*DIRECTIONS:*
Could you output all of the records below exactly as they appear?
^^^^^^^^^^^^^^^^
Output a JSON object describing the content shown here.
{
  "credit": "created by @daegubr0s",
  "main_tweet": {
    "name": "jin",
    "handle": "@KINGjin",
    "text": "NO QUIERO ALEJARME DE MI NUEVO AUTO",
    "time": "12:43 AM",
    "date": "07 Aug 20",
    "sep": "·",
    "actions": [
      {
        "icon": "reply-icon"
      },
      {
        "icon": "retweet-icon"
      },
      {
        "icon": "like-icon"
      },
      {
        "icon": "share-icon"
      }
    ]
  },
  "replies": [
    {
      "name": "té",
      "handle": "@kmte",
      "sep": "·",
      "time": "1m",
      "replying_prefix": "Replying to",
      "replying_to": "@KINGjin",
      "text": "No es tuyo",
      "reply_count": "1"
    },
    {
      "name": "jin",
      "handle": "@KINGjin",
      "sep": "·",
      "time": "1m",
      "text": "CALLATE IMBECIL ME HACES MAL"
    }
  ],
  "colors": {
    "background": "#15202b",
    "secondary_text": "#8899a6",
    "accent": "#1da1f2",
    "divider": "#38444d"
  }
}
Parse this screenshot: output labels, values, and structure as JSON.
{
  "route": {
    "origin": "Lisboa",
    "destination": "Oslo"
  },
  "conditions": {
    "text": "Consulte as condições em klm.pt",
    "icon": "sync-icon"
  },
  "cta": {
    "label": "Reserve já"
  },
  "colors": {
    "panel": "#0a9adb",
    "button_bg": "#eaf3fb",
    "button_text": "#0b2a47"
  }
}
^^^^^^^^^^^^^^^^
*SOLUTION TO THE EXERCISE:*
Output a JSON object describing the content shown here.
{
  "credit": "created by @daegubr0s",
  "main_tweet": {
    "name": "jin",
    "handle": "@KINGjin",
    "text": "NO QUIERO ALEJARME DE MI NUEVO AUTO",
    "time": "12:43 AM",
    "date": "07 Aug 20",
    "sep": "·",
    "actions": [
      {
        "icon": "reply-icon"
      },
      {
        "icon": "retweet-icon"
      },
      {
        "icon": "like-icon"
      },
      {
        "icon": "share-icon"
      }
    ]
  },
  "replies": [
    {
      "name": "té",
      "handle": "@kmte",
      "sep": "·",
      "time": "1m",
      "replying_prefix": "Replying to",
      "replying_to": "@KINGjin",
      "text": "No es tuyo",
      "reply_count": "1"
    },
    {
      "name": "jin",
      "handle": "@KINGjin",
      "sep": "·",
      "time": "1m",
      "text": "CALLATE IMBECIL ME HACES MAL"
    }
  ],
  "colors": {
    "background": "#15202b",
    "secondary_text": "#8899a6",
    "accent": "#1da1f2",
    "divider": "#38444d"
  }
}
Parse this screenshot: output labels, values, and structure as JSON.
{
  "route": {
    "origin": "Lisboa",
    "destination": "Oslo"
  },
  "conditions": {
    "text": "Consulte as condições em klm.pt",
    "icon": "sync-icon"
  },
  "cta": {
    "label": "Reserve já"
  },
  "colors": {
    "panel": "#0a9adb",
    "button_bg": "#eaf3fb",
    "button_text": "#0b2a47"
  }
}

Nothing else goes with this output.